Afshin-Jam said she spoke by telephone with Nelson and told him not to go to Iran.
“I also pleaded with him not to take the steps to fly to Iran and meet with these representatives that are so oppressive to our people,” she said.
Nelson said he remembers speaking with Afshin-Jam, but he said he wasn’t swayed by her arguments.
“I said, as far as I am concerned, that is okay, you got your opinion, I talked to the other side too, they said there were really bad people when the Shah and all the rest of them were in charge,” said Nelson. “When they were in charge, they were not exactly the staunch human rights people.”
Nelson said First Nations need to approach countries willing to acknowledge the human rights abuses against Indigenous people in Canada.
“If the Iranian government is willing to take our case forward, that is fine. Why isn’t the German government, or the American government, or the English government, or the French government doing it?” said Nelson. “Why hasn’t the Israeli government said anything? Have they condemned Canada? Have they commented, have they said anything?”
Nelson said he plans to use his speech during next week’s AFN national chief election in Toronto to again condemn the sanctions against Iran, which were imposed to slow if not stop Tehran’s development of nuclear weapons capability.
“I am going to do that in my speech.

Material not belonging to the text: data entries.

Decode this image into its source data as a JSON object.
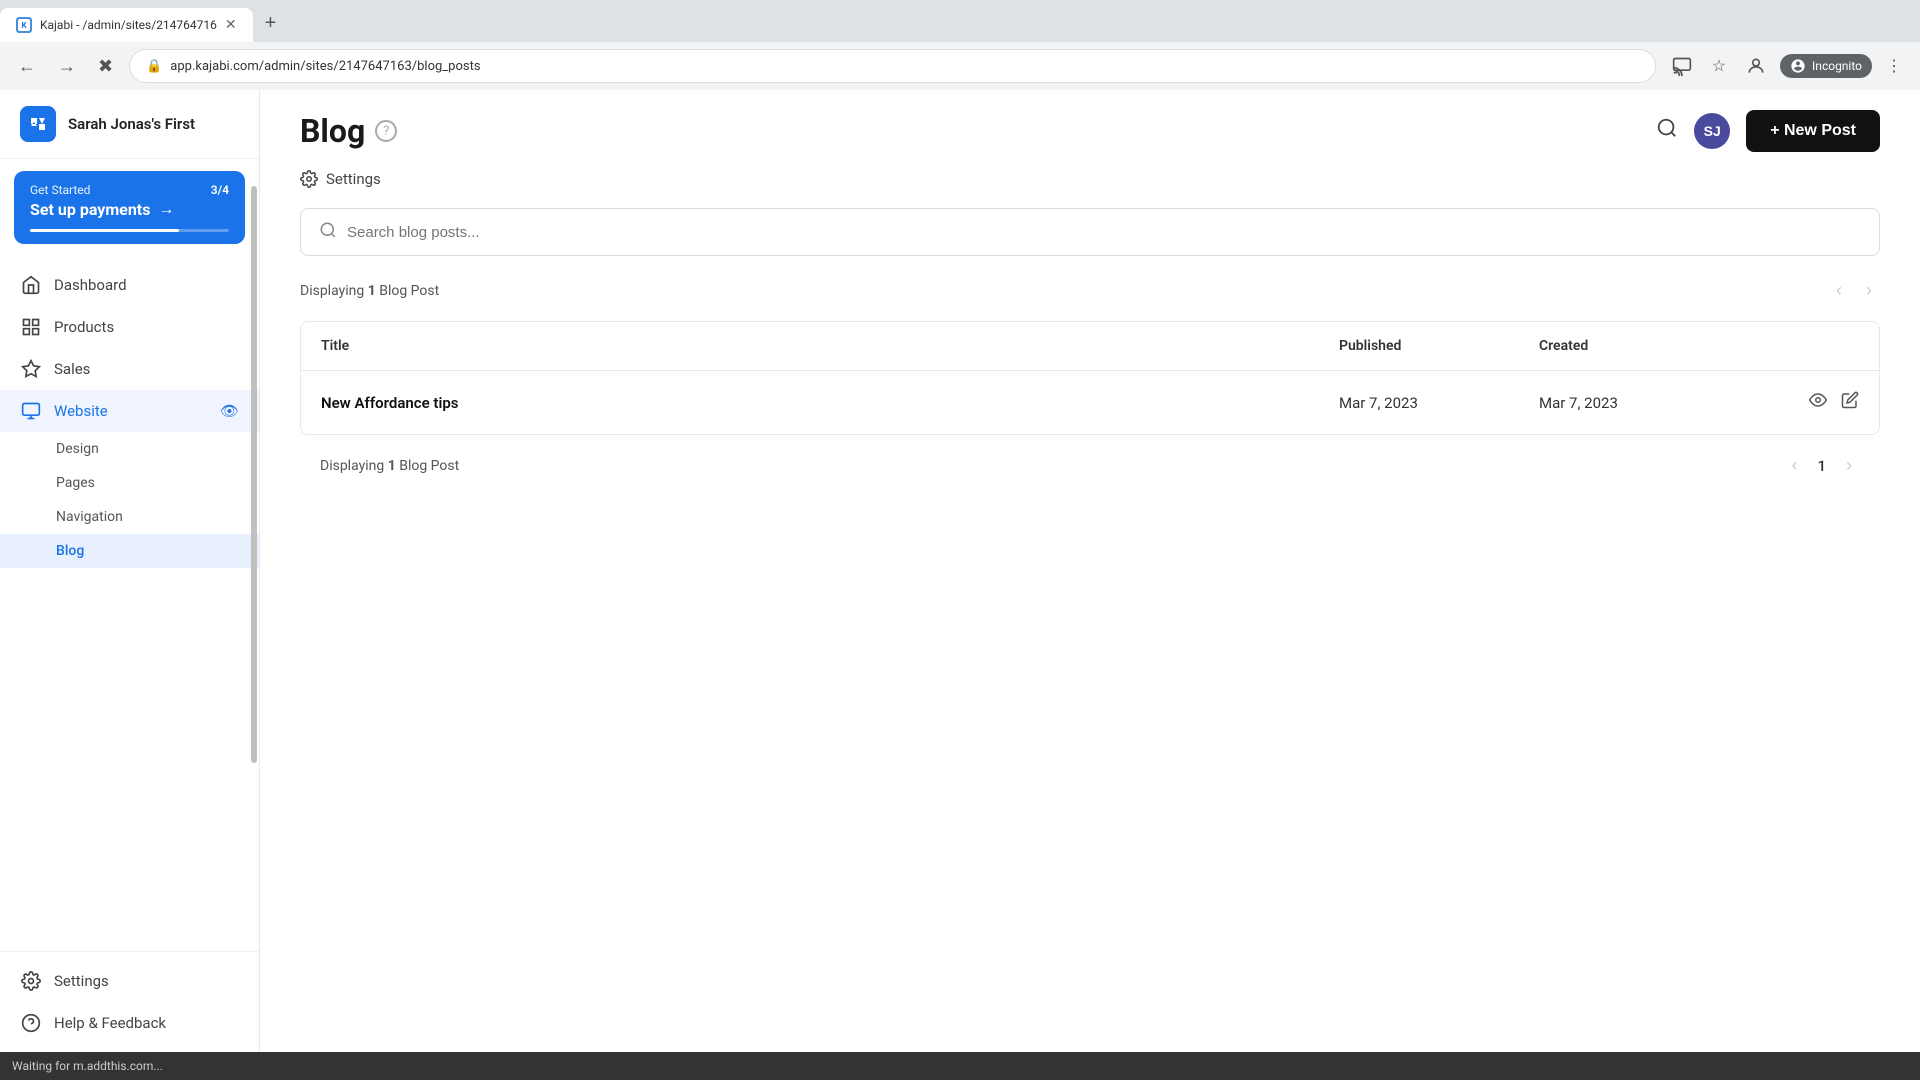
{
  "browser": {
    "tab_title": "Kajabi - /admin/sites/214764716",
    "tab_favicon": "K",
    "address": "app.kajabi.com/admin/sites/2147647163/blog_posts",
    "incognito_label": "Incognito",
    "loading": true
  },
  "sidebar": {
    "logo_letter": "K",
    "site_name": "Sarah Jonas's First",
    "get_started": {
      "label": "Get Started",
      "count": "3/4",
      "title": "Set up payments",
      "arrow": "→"
    },
    "nav_items": [
      {
        "id": "dashboard",
        "label": "Dashboard",
        "icon": "🏠",
        "active": false
      },
      {
        "id": "products",
        "label": "Products",
        "icon": "◇",
        "active": false
      },
      {
        "id": "sales",
        "label": "Sales",
        "icon": "◈",
        "active": false
      },
      {
        "id": "website",
        "label": "Website",
        "icon": "🖥",
        "active": true,
        "has_expand": true
      }
    ],
    "website_subitems": [
      {
        "id": "design",
        "label": "Design",
        "active": false
      },
      {
        "id": "pages",
        "label": "Pages",
        "active": false
      },
      {
        "id": "navigation",
        "label": "Navigation",
        "active": false
      },
      {
        "id": "blog",
        "label": "Blog",
        "active": true
      }
    ],
    "bottom_items": [
      {
        "id": "settings",
        "label": "Settings",
        "icon": "⚙"
      },
      {
        "id": "help",
        "label": "Help & Feedback",
        "icon": "?"
      }
    ]
  },
  "main": {
    "page_title": "Blog",
    "new_post_button": "+ New Post",
    "settings_link": "Settings",
    "search_placeholder": "Search blog posts...",
    "displaying_text_top": "Displaying ",
    "displaying_bold_top": "1",
    "displaying_suffix_top": " Blog Post",
    "columns": [
      {
        "label": "Title"
      },
      {
        "label": "Published"
      },
      {
        "label": "Created"
      },
      {
        "label": ""
      }
    ],
    "rows": [
      {
        "title": "New Affordance tips",
        "published": "Mar 7, 2023",
        "created": "Mar 7, 2023"
      }
    ],
    "displaying_text_bottom": "Displaying ",
    "displaying_bold_bottom": "1",
    "displaying_suffix_bottom": " Blog Post",
    "page_number": "1"
  },
  "status_bar": {
    "text": "Waiting for m.addthis.com..."
  }
}
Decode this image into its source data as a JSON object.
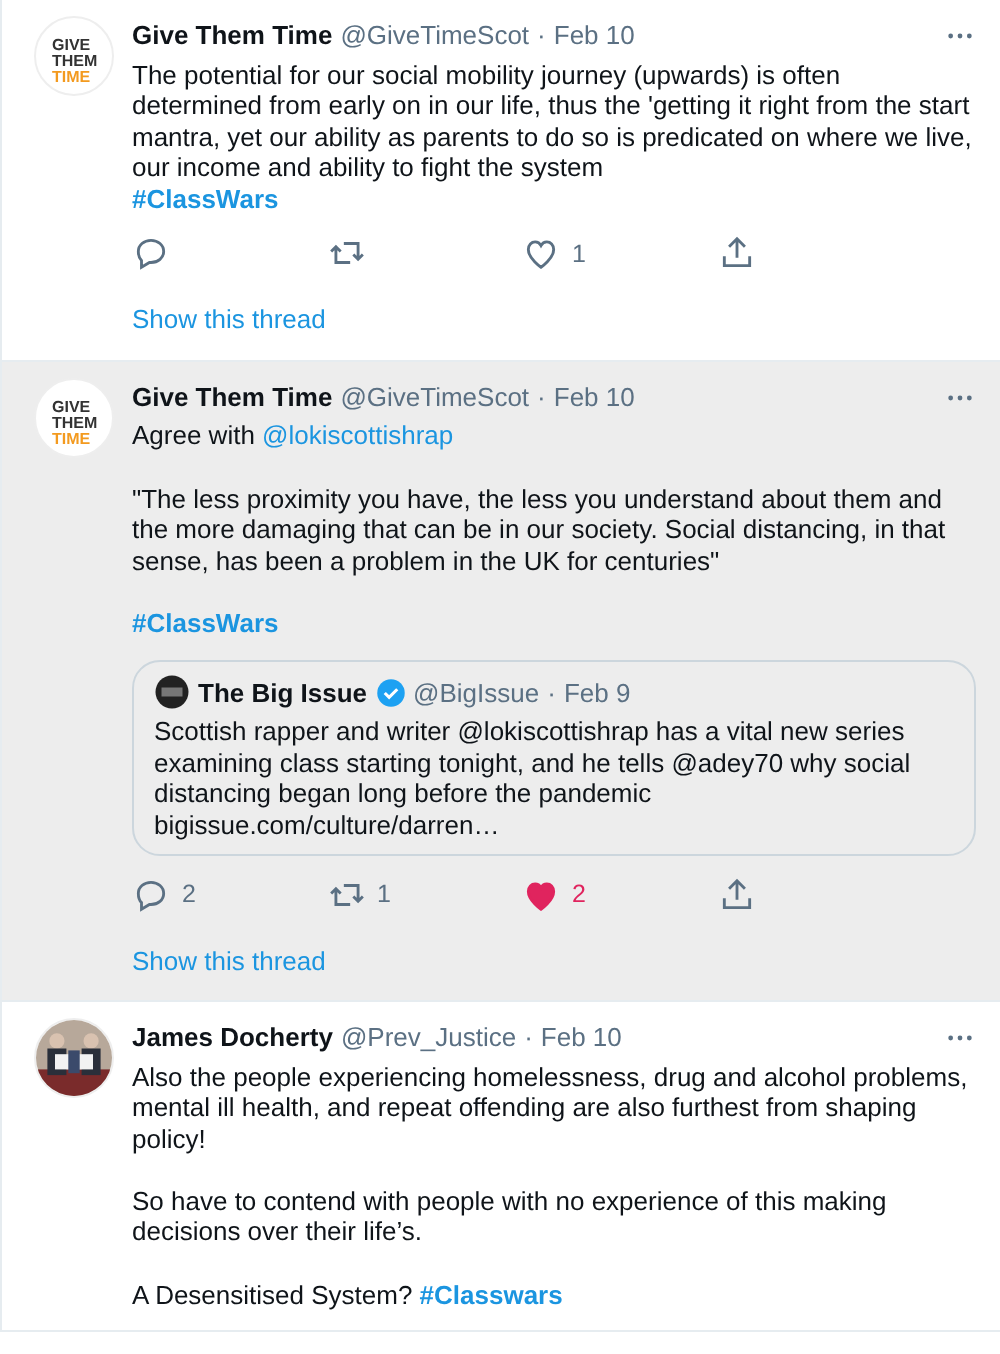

I don’t give a damn what anybody thinks about it,” said Nelson. “First Nations need to have an independent foreign policy and should not simply be tied to the immigrant government of Canada or the warmongers on the U.S. side.”
Nelson said his trip to Tehran is still in the works. In April, he received a letter from Iranian President Mahmoud Ahmadinejad’s chief of staff rebuking Canada for its treatment of Aboriginal people.
The letter, signed by Esfandiar Rahim Mashaei, chief of staff to Ahmadinejad, accused Canada of committing “systematic segregation and discrimination” against Aboriginal people.
“I would like to reiterate my deep sorrow and sadness about the unfortunate violation of the basic human rights of the
Aboriginal peoples of Canada,” wrote Mashaei, in the letter which was obtained by APTN National News. “The basic standards of services, for instance, health care, education and security, provided to the First Nations peoples in comparison with what is offered to the mainstream Canadians…is a clear indication of the systemic segregation and discrimination and a cause of concern for any neutral observer.”
Ahmadinejad’s presidential office sent the letter, written in Farsi, to the Iranian embassy which delivered it to Nelson through an intermediary.
Iran has, over the years, publicly and repeatedly called out Canada over the treatment of Indigenous people.
Afshin-Jam said it’s just a ploy to divert attention from Tehran’s own human rights abuses.
“The Iranian regime is using the First Nations people and their plight in a political way to try to advance their own system,” she said. “The Iranian regime loves to put the finger back on those who condemn them and we’re seeing this again in the case of Canada.”
In the mid-1920s, Iran, then known as Persia, supported a request by Haudenosaunee hereditary Chief Deskaheh to have the League of Nations consider a Six Nations Confederacy for formal membership as a state. The attempt eventually failed, and the federal government dissolved the Six Nations Confederacy Council and imposed an Indian Act band government.
Iran, however, has a history of repressing its own Indigenous population.
The Iranian Kurds, which occupy the northwestern region of Iran, have faced repression from both the Iranian government under the Shah and the Islamic Republic that emerged after the Shah was overthrown.
Iranian Kurds, who have tried to establish a degree of autonomy in Iran, faced not only violent repression and the assassination of its political leaders, but also systemic discrimination in everything from employment to political participation, according to Amnesty International.
Kurdish regions are economically neglected, Kurds have “restricted access to adequate housing,” and Iran bans parents from registering their children with select Kurdish names, according to the human rights group.